» Problem description:
Show every line of the records below that contains the word "number".

» Records for this exercise:
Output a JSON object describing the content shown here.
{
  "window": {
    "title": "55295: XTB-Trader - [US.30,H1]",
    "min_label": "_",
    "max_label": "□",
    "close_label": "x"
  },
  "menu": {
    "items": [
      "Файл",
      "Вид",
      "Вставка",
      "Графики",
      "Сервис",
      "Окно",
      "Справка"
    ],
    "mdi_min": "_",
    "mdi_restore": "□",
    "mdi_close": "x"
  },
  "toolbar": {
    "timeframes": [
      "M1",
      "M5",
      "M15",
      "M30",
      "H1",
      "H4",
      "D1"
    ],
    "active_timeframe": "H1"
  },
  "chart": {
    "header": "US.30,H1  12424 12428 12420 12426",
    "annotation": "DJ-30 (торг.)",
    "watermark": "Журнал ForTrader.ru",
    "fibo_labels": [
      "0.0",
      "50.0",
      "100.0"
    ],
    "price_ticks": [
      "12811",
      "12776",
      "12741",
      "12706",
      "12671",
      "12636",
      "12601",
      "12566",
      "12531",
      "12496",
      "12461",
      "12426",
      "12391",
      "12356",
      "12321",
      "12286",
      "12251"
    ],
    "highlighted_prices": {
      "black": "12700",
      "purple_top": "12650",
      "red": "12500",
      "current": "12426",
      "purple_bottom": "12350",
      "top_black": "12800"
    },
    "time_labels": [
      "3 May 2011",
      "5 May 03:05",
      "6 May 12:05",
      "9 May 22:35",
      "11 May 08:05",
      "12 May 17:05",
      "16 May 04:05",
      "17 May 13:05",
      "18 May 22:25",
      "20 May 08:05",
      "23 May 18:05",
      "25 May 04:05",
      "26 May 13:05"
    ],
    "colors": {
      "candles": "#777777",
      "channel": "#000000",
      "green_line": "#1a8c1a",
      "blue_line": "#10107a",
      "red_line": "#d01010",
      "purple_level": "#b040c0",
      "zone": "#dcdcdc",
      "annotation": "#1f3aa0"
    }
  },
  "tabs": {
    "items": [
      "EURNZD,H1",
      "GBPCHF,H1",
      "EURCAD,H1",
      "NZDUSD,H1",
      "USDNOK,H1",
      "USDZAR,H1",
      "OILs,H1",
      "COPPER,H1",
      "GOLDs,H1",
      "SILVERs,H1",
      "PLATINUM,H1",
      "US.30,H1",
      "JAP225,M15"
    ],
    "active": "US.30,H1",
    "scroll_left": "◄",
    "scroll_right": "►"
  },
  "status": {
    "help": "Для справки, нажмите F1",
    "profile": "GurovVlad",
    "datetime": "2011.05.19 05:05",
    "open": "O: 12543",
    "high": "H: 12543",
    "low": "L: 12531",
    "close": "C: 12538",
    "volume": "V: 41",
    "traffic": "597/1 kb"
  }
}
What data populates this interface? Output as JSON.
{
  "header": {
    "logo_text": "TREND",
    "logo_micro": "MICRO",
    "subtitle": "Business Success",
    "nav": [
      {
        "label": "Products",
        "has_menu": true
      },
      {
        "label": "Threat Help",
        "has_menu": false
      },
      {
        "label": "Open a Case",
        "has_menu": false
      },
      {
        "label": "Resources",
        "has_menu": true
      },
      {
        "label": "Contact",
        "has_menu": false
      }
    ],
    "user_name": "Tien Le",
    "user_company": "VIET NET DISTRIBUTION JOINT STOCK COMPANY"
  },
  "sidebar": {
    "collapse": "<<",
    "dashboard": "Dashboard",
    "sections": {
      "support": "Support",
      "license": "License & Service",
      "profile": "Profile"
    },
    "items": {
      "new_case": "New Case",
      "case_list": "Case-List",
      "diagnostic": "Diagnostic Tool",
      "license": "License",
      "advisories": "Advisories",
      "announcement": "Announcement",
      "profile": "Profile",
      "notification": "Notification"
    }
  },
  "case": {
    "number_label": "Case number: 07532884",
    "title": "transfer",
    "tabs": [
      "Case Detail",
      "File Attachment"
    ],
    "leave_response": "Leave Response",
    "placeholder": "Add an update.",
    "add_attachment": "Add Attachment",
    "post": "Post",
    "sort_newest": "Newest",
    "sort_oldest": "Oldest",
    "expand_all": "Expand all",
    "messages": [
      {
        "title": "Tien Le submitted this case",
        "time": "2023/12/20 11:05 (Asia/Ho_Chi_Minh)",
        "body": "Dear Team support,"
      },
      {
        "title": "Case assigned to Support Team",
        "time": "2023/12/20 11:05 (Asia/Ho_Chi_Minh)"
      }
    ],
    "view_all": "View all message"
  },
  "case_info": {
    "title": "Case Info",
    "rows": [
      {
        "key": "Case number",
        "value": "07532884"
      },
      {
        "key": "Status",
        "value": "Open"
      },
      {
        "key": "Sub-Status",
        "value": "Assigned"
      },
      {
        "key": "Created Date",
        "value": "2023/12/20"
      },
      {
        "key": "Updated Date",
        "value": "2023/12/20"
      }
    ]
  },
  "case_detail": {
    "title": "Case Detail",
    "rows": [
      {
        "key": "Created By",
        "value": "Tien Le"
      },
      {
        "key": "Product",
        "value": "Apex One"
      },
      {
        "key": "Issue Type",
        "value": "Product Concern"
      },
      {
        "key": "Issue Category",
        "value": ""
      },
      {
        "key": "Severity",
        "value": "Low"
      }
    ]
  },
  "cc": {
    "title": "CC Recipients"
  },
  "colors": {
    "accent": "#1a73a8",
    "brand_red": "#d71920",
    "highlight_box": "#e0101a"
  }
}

» Answer to this task:
    "number_label": "Case number: 07532884",
        "key": "Case number",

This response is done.